→ **What to produce**: Using the entries that follow, establish how many lines contain the word "JSON" and give only that figure.

Interface dataset entries
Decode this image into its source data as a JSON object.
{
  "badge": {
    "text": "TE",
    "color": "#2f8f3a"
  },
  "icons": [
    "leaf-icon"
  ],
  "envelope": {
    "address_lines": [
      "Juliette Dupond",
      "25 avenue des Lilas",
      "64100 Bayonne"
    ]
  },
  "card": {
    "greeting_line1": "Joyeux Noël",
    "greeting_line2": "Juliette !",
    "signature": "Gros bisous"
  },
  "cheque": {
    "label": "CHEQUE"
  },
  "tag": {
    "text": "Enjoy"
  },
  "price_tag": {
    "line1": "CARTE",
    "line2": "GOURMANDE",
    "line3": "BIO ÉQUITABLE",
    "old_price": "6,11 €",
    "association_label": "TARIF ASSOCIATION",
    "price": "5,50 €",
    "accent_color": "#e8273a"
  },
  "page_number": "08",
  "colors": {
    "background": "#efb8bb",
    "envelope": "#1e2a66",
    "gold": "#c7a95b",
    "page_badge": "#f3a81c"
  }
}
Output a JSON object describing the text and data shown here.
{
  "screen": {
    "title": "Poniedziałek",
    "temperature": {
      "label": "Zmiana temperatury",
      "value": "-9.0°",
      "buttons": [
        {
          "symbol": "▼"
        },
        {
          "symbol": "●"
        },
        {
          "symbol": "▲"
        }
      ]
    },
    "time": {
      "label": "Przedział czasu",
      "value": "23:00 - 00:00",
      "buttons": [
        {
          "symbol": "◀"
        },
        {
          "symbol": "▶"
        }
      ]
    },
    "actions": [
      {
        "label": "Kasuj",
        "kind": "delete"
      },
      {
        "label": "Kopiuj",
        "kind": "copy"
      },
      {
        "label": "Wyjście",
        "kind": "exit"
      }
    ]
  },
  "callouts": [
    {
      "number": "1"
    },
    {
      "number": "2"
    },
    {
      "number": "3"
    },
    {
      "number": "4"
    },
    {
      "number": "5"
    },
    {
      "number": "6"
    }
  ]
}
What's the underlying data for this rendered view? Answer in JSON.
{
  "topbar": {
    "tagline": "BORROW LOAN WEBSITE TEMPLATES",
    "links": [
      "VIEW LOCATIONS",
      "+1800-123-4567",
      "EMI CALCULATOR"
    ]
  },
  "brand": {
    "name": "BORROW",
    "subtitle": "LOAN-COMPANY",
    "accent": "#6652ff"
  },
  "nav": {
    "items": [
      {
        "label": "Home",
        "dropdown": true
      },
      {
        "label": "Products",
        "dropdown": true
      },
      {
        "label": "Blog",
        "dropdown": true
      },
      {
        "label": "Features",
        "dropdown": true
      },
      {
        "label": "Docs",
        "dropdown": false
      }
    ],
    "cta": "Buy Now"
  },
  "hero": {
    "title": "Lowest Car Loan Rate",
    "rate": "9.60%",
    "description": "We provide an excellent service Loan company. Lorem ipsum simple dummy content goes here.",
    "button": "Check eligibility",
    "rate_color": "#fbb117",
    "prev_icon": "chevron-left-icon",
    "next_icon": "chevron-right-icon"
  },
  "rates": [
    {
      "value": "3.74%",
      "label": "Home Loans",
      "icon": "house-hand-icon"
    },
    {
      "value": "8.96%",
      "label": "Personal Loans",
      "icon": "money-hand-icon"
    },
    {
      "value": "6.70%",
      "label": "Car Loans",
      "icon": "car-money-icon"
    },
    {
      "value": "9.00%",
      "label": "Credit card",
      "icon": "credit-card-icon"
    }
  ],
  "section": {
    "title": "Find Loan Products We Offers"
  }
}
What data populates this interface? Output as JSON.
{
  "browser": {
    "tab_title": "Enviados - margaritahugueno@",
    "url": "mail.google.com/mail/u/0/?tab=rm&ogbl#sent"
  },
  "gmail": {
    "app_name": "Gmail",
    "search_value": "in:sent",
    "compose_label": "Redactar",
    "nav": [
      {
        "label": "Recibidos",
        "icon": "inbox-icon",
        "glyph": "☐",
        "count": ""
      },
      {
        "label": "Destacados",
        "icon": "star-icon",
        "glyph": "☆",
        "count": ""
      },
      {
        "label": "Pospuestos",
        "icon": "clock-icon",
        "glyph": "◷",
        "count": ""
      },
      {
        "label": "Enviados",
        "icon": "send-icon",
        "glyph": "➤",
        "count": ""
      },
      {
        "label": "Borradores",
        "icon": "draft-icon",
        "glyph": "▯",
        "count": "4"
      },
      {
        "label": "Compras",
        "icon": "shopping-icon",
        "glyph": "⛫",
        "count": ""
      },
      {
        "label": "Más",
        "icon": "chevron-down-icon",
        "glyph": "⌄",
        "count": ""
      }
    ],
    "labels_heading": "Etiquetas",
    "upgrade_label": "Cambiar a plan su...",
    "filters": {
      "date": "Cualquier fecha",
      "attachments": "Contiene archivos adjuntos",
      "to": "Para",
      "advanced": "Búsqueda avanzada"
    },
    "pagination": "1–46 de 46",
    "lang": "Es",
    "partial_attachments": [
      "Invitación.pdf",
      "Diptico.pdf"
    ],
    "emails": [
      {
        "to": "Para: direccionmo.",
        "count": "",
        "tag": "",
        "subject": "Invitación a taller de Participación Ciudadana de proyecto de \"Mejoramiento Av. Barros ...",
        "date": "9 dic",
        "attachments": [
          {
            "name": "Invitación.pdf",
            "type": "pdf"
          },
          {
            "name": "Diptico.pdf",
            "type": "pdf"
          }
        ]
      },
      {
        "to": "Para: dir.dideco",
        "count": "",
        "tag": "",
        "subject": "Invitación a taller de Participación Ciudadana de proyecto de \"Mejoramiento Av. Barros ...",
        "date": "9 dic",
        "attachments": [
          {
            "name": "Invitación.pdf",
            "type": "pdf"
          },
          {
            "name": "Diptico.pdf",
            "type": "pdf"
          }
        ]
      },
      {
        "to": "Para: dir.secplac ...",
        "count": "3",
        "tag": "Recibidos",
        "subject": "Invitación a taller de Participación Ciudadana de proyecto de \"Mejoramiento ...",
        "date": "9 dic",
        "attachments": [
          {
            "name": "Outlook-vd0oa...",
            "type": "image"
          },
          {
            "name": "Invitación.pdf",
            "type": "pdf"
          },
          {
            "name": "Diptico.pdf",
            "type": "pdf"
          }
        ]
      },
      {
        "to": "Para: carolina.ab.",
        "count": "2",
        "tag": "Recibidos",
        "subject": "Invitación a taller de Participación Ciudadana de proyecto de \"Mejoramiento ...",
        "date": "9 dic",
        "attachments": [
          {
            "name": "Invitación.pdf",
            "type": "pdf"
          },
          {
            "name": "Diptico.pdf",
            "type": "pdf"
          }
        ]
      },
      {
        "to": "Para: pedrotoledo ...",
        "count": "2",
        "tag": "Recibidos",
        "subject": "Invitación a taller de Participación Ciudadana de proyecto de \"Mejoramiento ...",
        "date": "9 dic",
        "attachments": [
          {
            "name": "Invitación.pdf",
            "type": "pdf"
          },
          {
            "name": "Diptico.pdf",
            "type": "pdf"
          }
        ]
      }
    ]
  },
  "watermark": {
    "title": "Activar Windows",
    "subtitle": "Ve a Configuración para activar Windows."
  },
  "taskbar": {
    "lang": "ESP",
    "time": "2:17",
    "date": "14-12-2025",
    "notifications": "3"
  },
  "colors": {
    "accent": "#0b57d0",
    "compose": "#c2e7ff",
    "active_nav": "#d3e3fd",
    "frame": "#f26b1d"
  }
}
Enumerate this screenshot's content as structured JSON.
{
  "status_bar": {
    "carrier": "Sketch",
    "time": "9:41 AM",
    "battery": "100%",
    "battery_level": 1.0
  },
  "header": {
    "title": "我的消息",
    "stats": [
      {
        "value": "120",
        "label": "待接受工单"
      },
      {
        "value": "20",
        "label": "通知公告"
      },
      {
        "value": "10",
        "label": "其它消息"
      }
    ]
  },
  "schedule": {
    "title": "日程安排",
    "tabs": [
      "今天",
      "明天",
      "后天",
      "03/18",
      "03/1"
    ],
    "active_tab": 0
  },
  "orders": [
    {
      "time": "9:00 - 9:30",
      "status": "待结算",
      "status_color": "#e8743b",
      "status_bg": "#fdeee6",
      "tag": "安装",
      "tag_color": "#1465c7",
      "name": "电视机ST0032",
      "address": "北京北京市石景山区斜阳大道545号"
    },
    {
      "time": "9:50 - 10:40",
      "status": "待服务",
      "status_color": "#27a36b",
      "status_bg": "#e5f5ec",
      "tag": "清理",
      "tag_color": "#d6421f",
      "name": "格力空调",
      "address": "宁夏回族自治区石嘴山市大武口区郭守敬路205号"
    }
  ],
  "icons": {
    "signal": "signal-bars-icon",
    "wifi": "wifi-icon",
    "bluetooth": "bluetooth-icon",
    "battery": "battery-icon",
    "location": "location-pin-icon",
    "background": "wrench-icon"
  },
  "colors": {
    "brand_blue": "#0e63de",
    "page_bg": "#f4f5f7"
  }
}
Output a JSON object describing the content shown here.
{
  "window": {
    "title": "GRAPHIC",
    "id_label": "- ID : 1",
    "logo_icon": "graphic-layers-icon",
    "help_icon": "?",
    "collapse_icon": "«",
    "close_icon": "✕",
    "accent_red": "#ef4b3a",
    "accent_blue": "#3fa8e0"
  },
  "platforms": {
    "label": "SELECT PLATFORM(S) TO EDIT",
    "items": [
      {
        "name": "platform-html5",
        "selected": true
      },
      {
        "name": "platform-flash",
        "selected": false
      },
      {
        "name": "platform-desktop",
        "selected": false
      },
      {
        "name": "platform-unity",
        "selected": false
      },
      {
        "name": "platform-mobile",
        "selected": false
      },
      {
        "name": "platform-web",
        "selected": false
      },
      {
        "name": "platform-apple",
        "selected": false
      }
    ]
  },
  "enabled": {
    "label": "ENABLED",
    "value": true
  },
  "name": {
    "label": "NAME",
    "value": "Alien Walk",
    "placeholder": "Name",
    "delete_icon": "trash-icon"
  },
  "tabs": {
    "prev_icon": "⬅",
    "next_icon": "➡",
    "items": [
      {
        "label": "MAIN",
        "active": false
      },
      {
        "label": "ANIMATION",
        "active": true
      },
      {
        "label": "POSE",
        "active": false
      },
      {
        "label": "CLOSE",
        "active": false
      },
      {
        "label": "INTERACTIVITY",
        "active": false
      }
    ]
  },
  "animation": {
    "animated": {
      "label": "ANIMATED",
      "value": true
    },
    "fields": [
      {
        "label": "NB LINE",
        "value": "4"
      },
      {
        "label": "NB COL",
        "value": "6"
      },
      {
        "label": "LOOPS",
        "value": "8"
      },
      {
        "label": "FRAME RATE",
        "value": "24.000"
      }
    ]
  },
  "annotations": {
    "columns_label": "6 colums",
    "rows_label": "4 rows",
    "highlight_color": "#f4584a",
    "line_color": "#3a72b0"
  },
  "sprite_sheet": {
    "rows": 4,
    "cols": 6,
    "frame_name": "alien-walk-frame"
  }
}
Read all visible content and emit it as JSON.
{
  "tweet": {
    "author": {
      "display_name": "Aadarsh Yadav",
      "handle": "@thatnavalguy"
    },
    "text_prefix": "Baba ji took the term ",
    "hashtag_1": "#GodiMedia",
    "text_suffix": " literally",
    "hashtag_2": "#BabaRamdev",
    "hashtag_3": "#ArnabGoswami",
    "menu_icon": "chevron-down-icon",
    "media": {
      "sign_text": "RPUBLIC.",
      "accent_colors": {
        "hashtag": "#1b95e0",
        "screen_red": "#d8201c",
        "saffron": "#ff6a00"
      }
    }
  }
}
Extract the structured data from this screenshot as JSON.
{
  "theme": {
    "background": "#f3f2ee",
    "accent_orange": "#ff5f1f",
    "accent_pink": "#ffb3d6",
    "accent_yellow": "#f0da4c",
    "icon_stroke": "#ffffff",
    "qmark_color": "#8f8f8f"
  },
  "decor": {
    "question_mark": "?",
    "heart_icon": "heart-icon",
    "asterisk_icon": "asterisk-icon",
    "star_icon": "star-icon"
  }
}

→ **Exercise output**: 8